Probably #3 is that we’re always just focused on cash management, sure that we're truly turning to meaningfully capital positive so that we can be more aggressive in our growth plans. We've been very profitability focused, growth focused the last 18 months, even while we're investing in our single growth market. But there are areas like Colorado delivery, Michigan delivery, as well as, we'd love to continue to do retail acquisitions in Colorado as well. We see a lot of great opportunities and you can do very clean deals there.
So that's just cash management and truly flipping a business to be meaningfully cash flow positive so we can reinvest in growth is the other major focus of mine and the team.
@47:18 - Dai Truong (Arlington Capital Advisors)
Going back to what you mentioned on Cash and ACH and payment processing, has volume gone down since some of those issues have happened? I'm going to assume yes, but I'd love to hear it from you.
@47:29 - Cory Azzalino (Eaze)
You typically see about 10% decline basically overnight because of this. Now that comes back as soon as you turn it back on, but you snap your fingers and 10% of your customers don't want to check out.
You also see 8% decrease in basket size. So people are ordering less and they're ordering smaller because they don't physically have as much cash on them. So it's kind of a too-prong issue and redundancy is really hard. As an e-commerce company, it's just a particularly challenging problem that we have.
@48:08 - Dai Truong (Arlington Capital Advisors)
Is there any way to increase the adoption of ACH, whether that's somehow building more trust with consumers, or how do you get people to adopt ACH?
@48:19 - Cory Azzalino (Eaze)
Yeah, we do use credits and sort of incentive tactics. We're trying to write blog posts, trying to highlight the benefits of ACH. Because ACH truly is also the best delivery experience. So just purely from a delivery perspective, when you prepay for your product, it just makes the delivery experience like lightning, right?

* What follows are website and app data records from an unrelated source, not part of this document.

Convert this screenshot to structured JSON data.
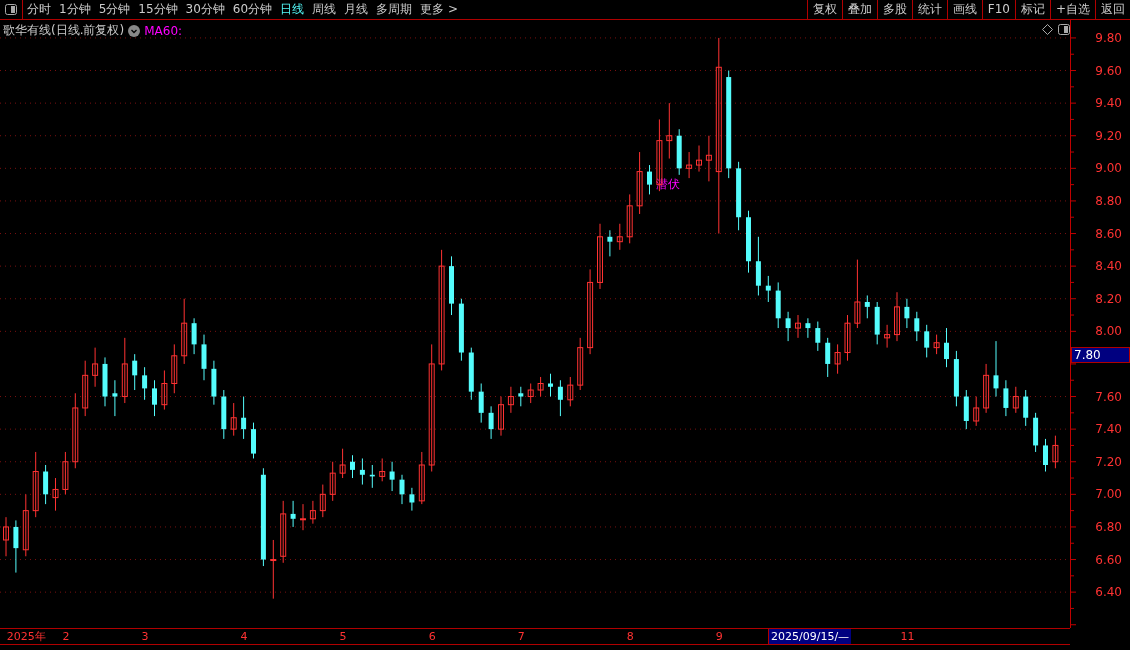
{
  "toolbar": {
    "tabs": [
      {
        "label": "分时",
        "selected": false
      },
      {
        "label": "1分钟",
        "selected": false
      },
      {
        "label": "5分钟",
        "selected": false
      },
      {
        "label": "15分钟",
        "selected": false
      },
      {
        "label": "30分钟",
        "selected": false
      },
      {
        "label": "60分钟",
        "selected": false
      },
      {
        "label": "日线",
        "selected": true
      },
      {
        "label": "周线",
        "selected": false
      },
      {
        "label": "月线",
        "selected": false
      },
      {
        "label": "多周期",
        "selected": false
      },
      {
        "label": "更多 >",
        "selected": false
      }
    ],
    "buttons": [
      "复权",
      "叠加",
      "多股",
      "统计",
      "画线",
      "F10",
      "标记",
      "+自选",
      "返回"
    ]
  },
  "legend": {
    "title": "歌华有线(日线.前复权)",
    "indicator": "MA60:"
  },
  "chart": {
    "chart_data": {
      "type": "candlestick",
      "ylim": [
        6.18,
        9.91
      ],
      "yticks": [
        {
          "value": 9.8,
          "label": "9.80"
        },
        {
          "value": 9.6,
          "label": "9.60"
        },
        {
          "value": 9.4,
          "label": "9.40"
        },
        {
          "value": 9.2,
          "label": "9.20"
        },
        {
          "value": 9.0,
          "label": "9.00"
        },
        {
          "value": 8.8,
          "label": "8.80"
        },
        {
          "value": 8.6,
          "label": "8.60"
        },
        {
          "value": 8.4,
          "label": "8.40"
        },
        {
          "value": 8.2,
          "label": "8.20"
        },
        {
          "value": 8.0,
          "label": "8.00"
        },
        {
          "value": 7.6,
          "label": "7.60"
        },
        {
          "value": 7.4,
          "label": "7.40"
        },
        {
          "value": 7.2,
          "label": "7.20"
        },
        {
          "value": 7.0,
          "label": "7.00"
        },
        {
          "value": 6.8,
          "label": "6.80"
        },
        {
          "value": 6.6,
          "label": "6.60"
        },
        {
          "value": 6.4,
          "label": "6.40"
        }
      ],
      "ohlc": [
        [
          6.72,
          6.86,
          6.62,
          6.8
        ],
        [
          6.8,
          6.84,
          6.52,
          6.67
        ],
        [
          6.66,
          7.0,
          6.62,
          6.9
        ],
        [
          6.9,
          7.26,
          6.86,
          7.14
        ],
        [
          7.14,
          7.18,
          6.94,
          7.0
        ],
        [
          6.98,
          7.1,
          6.9,
          7.03
        ],
        [
          7.03,
          7.26,
          7.0,
          7.2
        ],
        [
          7.2,
          7.62,
          7.16,
          7.53
        ],
        [
          7.53,
          7.82,
          7.48,
          7.73
        ],
        [
          7.73,
          7.9,
          7.66,
          7.8
        ],
        [
          7.8,
          7.84,
          7.54,
          7.6
        ],
        [
          7.62,
          7.7,
          7.48,
          7.6
        ],
        [
          7.6,
          7.96,
          7.56,
          7.8
        ],
        [
          7.82,
          7.86,
          7.64,
          7.73
        ],
        [
          7.73,
          7.78,
          7.58,
          7.65
        ],
        [
          7.65,
          7.7,
          7.48,
          7.55
        ],
        [
          7.55,
          7.76,
          7.52,
          7.68
        ],
        [
          7.68,
          7.92,
          7.62,
          7.85
        ],
        [
          7.85,
          8.2,
          7.8,
          8.05
        ],
        [
          8.05,
          8.08,
          7.86,
          7.92
        ],
        [
          7.92,
          7.98,
          7.7,
          7.77
        ],
        [
          7.77,
          7.82,
          7.55,
          7.6
        ],
        [
          7.6,
          7.64,
          7.34,
          7.4
        ],
        [
          7.4,
          7.56,
          7.36,
          7.47
        ],
        [
          7.47,
          7.6,
          7.34,
          7.4
        ],
        [
          7.4,
          7.44,
          7.22,
          7.25
        ],
        [
          7.12,
          7.16,
          6.56,
          6.6
        ],
        [
          6.6,
          6.72,
          6.36,
          6.6
        ],
        [
          6.62,
          6.96,
          6.58,
          6.88
        ],
        [
          6.88,
          6.96,
          6.8,
          6.85
        ],
        [
          6.85,
          6.94,
          6.78,
          6.85
        ],
        [
          6.85,
          6.96,
          6.82,
          6.9
        ],
        [
          6.9,
          7.06,
          6.86,
          7.0
        ],
        [
          7.0,
          7.2,
          6.96,
          7.13
        ],
        [
          7.13,
          7.28,
          7.1,
          7.18
        ],
        [
          7.2,
          7.24,
          7.1,
          7.15
        ],
        [
          7.15,
          7.22,
          7.06,
          7.12
        ],
        [
          7.12,
          7.18,
          7.04,
          7.11
        ],
        [
          7.11,
          7.22,
          7.08,
          7.14
        ],
        [
          7.14,
          7.2,
          7.02,
          7.09
        ],
        [
          7.09,
          7.12,
          6.94,
          7.0
        ],
        [
          7.0,
          7.04,
          6.9,
          6.95
        ],
        [
          6.96,
          7.26,
          6.94,
          7.18
        ],
        [
          7.18,
          7.92,
          7.14,
          7.8
        ],
        [
          7.8,
          8.5,
          7.76,
          8.4
        ],
        [
          8.4,
          8.46,
          8.1,
          8.17
        ],
        [
          8.17,
          8.2,
          7.82,
          7.87
        ],
        [
          7.87,
          7.9,
          7.58,
          7.63
        ],
        [
          7.63,
          7.68,
          7.44,
          7.5
        ],
        [
          7.5,
          7.54,
          7.34,
          7.4
        ],
        [
          7.4,
          7.6,
          7.36,
          7.55
        ],
        [
          7.55,
          7.66,
          7.5,
          7.6
        ],
        [
          7.62,
          7.66,
          7.54,
          7.6
        ],
        [
          7.6,
          7.68,
          7.56,
          7.64
        ],
        [
          7.64,
          7.72,
          7.6,
          7.68
        ],
        [
          7.68,
          7.74,
          7.6,
          7.66
        ],
        [
          7.66,
          7.7,
          7.48,
          7.58
        ],
        [
          7.58,
          7.72,
          7.54,
          7.67
        ],
        [
          7.67,
          7.96,
          7.64,
          7.9
        ],
        [
          7.9,
          8.38,
          7.86,
          8.3
        ],
        [
          8.3,
          8.66,
          8.26,
          8.58
        ],
        [
          8.58,
          8.62,
          8.46,
          8.55
        ],
        [
          8.55,
          8.66,
          8.5,
          8.58
        ],
        [
          8.58,
          8.84,
          8.54,
          8.77
        ],
        [
          8.77,
          9.1,
          8.72,
          8.98
        ],
        [
          8.98,
          9.02,
          8.84,
          8.9
        ],
        [
          8.9,
          9.3,
          8.86,
          9.17
        ],
        [
          9.17,
          9.4,
          9.06,
          9.2
        ],
        [
          9.2,
          9.24,
          8.96,
          9.0
        ],
        [
          9.0,
          9.1,
          8.94,
          9.02
        ],
        [
          9.02,
          9.14,
          8.98,
          9.05
        ],
        [
          9.05,
          9.2,
          8.92,
          9.08
        ],
        [
          8.98,
          9.8,
          8.6,
          9.62
        ],
        [
          9.56,
          9.6,
          8.94,
          9.0
        ],
        [
          9.0,
          9.04,
          8.62,
          8.7
        ],
        [
          8.7,
          8.74,
          8.36,
          8.43
        ],
        [
          8.43,
          8.58,
          8.22,
          8.28
        ],
        [
          8.28,
          8.34,
          8.18,
          8.25
        ],
        [
          8.25,
          8.3,
          8.02,
          8.08
        ],
        [
          8.08,
          8.12,
          7.94,
          8.02
        ],
        [
          8.02,
          8.1,
          7.96,
          8.05
        ],
        [
          8.05,
          8.08,
          7.96,
          8.02
        ],
        [
          8.02,
          8.06,
          7.88,
          7.93
        ],
        [
          7.93,
          7.96,
          7.72,
          7.8
        ],
        [
          7.8,
          7.92,
          7.74,
          7.87
        ],
        [
          7.87,
          8.1,
          7.82,
          8.05
        ],
        [
          8.05,
          8.44,
          8.02,
          8.18
        ],
        [
          8.18,
          8.22,
          8.08,
          8.15
        ],
        [
          8.15,
          8.18,
          7.92,
          7.98
        ],
        [
          7.96,
          8.04,
          7.9,
          7.98
        ],
        [
          7.98,
          8.24,
          7.94,
          8.15
        ],
        [
          8.15,
          8.2,
          8.02,
          8.08
        ],
        [
          8.08,
          8.12,
          7.94,
          8.0
        ],
        [
          8.0,
          8.04,
          7.84,
          7.9
        ],
        [
          7.9,
          7.98,
          7.86,
          7.93
        ],
        [
          7.93,
          8.02,
          7.78,
          7.83
        ],
        [
          7.83,
          7.88,
          7.54,
          7.6
        ],
        [
          7.6,
          7.64,
          7.4,
          7.45
        ],
        [
          7.45,
          7.6,
          7.42,
          7.53
        ],
        [
          7.53,
          7.8,
          7.5,
          7.73
        ],
        [
          7.73,
          7.94,
          7.6,
          7.65
        ],
        [
          7.65,
          7.7,
          7.48,
          7.53
        ],
        [
          7.53,
          7.66,
          7.5,
          7.6
        ],
        [
          7.6,
          7.64,
          7.42,
          7.47
        ],
        [
          7.47,
          7.5,
          7.26,
          7.3
        ],
        [
          7.3,
          7.34,
          7.14,
          7.18
        ],
        [
          7.2,
          7.36,
          7.16,
          7.3
        ]
      ],
      "categories": [
        null,
        null,
        "2025年",
        null,
        null,
        null,
        "2",
        null,
        null,
        null,
        null,
        null,
        null,
        null,
        "3",
        null,
        null,
        null,
        null,
        null,
        null,
        null,
        null,
        null,
        "4",
        null,
        null,
        null,
        null,
        null,
        null,
        null,
        null,
        null,
        "5",
        null,
        null,
        null,
        null,
        null,
        null,
        null,
        null,
        "6",
        null,
        null,
        null,
        null,
        null,
        null,
        null,
        null,
        "7",
        null,
        null,
        null,
        null,
        null,
        null,
        null,
        null,
        null,
        null,
        "8",
        null,
        null,
        null,
        null,
        null,
        null,
        null,
        null,
        "9",
        null,
        null,
        null,
        null,
        null,
        null,
        null,
        null,
        null,
        null,
        null,
        null,
        null,
        null,
        null,
        null,
        null,
        null,
        "11",
        null,
        null,
        null,
        null,
        null,
        null,
        null,
        null,
        null,
        null,
        null,
        null,
        null,
        null,
        null
      ],
      "grid": true,
      "annotations": [
        {
          "text": "潜伏"
        }
      ]
    }
  },
  "price_axis": {
    "cursor_price": "7.80"
  },
  "time_axis": {
    "cursor_date": "2025/09/15/—"
  }
}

You knock on the door, or you check someone's ID, then you hand them a bag. You don't have to worry about fumbling with a payment terminal. And so it's a much, much better and seamless experience. So we definitely try to encourage customers, and it's nice to see that it goes from 25% of transactions to 50% of transactions overnight, but it's still that drop in overall cashless transactions is still more meaningful than the ACH switching. Truly once you have ACH set up, it is by far the best shopping experience because you just know, it's like one click at purchase. And, you know, then the delivery experience is so much better.
@49:24 - Dai Truong (Arlington Capital Advisors)
And we're not going to see line of sight for Visa or Mastercard to come back and allow payment processing on their rails until SAFER, right? Or is there another mechanism or way for payment processors to come back online?
@49:39 - Cory Azzalino (Eaze)
Yeah, I mean, it's, you know, I can't say that I understand all the underbelly payment processing industry, but it always feels a bit like whack-a-mole. Like we have partners, you know, trying to be as compliant as possible. And ensure that things are coded properly.
But yeah, Visa/Mastercard have differing views on whether or not they want things processed and they change your views quite quickly. So, yeah, it's unlikely it'll be back at a full-full scale until there's some resolution on SAFER banking. And it feels a little bit crazy that, kind of six months before, hopefully things get rescheduled, cracking down on payment processing when customers are buying legal products in their legal markets with their legal tender.
But it's nonetheless a challenging issue for all employees in the space and it's just even that much more acute when you're in a delivery company.